We then walked to the Oxford Covered Market, which reminded me of the Grand Central Market in Downtown L.A. It is where one can find over 50 independent traders selling gift items, clothing and shoes, fashion accessories, fresh flowers, prepared food, various beverages, and fresh produce and meat.
However, we didn’t find anything we wanted to eat or buy so we strolled to the shopping mall and went inside M & S. I hadn’t been to a Marks & Spencer store in almost three decades and thought it would be fun to see if I still remembered what it looked like. Nothing much had changed since except for the prices, which, understandably have gone higher. We had afternoon tea with Victoria sponge cake.
For our last evening in town we had dinner at Quod Restaurant and Bar at the Old Bank Hotel on Oxford’s famous High. Formerly a banking hall which was transformed by owner Jeremy Mogford, it boasts a show-stopping onyx bar and a stylish terrace. The delicious food and impeccable service at the Quod are matched only by the impressive and eclectic collection of modern art by young British artists such as Sandra Blow, Craigie Aitchinson, and Damien Hirst that hang on the walls.
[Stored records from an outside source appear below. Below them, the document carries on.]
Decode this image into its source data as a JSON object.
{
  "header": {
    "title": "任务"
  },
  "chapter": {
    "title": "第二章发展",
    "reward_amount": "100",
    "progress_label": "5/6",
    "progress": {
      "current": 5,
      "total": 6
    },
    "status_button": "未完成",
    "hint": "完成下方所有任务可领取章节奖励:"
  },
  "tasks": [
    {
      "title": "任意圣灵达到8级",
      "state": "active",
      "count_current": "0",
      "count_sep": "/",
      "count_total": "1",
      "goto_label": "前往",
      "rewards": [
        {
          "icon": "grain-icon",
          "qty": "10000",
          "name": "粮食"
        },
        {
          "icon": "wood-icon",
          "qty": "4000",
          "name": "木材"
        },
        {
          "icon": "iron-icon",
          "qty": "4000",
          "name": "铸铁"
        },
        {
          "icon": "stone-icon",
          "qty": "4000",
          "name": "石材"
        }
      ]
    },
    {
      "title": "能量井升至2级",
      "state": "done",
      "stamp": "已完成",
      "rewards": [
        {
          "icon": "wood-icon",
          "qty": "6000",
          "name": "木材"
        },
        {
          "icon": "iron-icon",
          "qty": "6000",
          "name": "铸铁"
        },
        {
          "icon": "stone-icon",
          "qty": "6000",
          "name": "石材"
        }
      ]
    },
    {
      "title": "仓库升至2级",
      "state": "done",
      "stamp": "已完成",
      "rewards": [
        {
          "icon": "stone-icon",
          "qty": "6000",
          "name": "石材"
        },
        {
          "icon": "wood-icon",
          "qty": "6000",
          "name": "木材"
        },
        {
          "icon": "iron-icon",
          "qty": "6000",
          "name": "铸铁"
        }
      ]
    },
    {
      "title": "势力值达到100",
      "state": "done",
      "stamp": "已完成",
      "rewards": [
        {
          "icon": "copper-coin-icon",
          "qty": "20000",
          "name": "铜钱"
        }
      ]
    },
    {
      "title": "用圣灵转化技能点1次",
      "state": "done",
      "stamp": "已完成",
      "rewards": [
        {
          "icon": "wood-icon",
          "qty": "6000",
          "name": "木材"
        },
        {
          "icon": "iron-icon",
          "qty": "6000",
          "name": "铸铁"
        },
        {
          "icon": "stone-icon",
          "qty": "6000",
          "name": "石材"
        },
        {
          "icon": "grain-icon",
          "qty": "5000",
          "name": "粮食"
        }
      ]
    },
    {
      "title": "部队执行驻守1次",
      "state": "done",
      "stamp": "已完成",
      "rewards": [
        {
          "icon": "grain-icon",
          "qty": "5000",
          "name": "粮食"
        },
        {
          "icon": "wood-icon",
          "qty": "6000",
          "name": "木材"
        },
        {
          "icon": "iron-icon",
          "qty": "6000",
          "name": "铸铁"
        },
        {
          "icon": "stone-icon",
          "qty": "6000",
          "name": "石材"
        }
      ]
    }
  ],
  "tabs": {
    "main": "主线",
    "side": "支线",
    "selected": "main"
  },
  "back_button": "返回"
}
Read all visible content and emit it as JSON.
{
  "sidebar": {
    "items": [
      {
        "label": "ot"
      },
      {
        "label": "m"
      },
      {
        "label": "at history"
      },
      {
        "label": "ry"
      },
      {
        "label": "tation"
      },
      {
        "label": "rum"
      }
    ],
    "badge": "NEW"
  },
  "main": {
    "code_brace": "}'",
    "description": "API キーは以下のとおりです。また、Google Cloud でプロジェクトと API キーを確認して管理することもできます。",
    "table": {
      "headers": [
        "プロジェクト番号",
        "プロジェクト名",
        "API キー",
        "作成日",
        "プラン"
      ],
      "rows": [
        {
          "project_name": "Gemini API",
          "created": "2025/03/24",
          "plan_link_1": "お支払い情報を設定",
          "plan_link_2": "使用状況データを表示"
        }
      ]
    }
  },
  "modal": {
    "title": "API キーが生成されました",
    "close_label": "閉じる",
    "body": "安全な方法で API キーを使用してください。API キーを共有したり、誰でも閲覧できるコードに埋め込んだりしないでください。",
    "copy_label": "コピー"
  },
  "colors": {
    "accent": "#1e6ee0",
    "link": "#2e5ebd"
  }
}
It had been a lovely, albeit short, trip to Oxford. And while our visit was marked by extreme heat, it didn’t detract from our enjoyment. It’s a bustling city filled with tourists but when you get inside the colleges, there is that rarefied air you’d expect from an institution as revered as it is. I don’t know that it can ever be replicated. There is, after all, only one university called Oxford.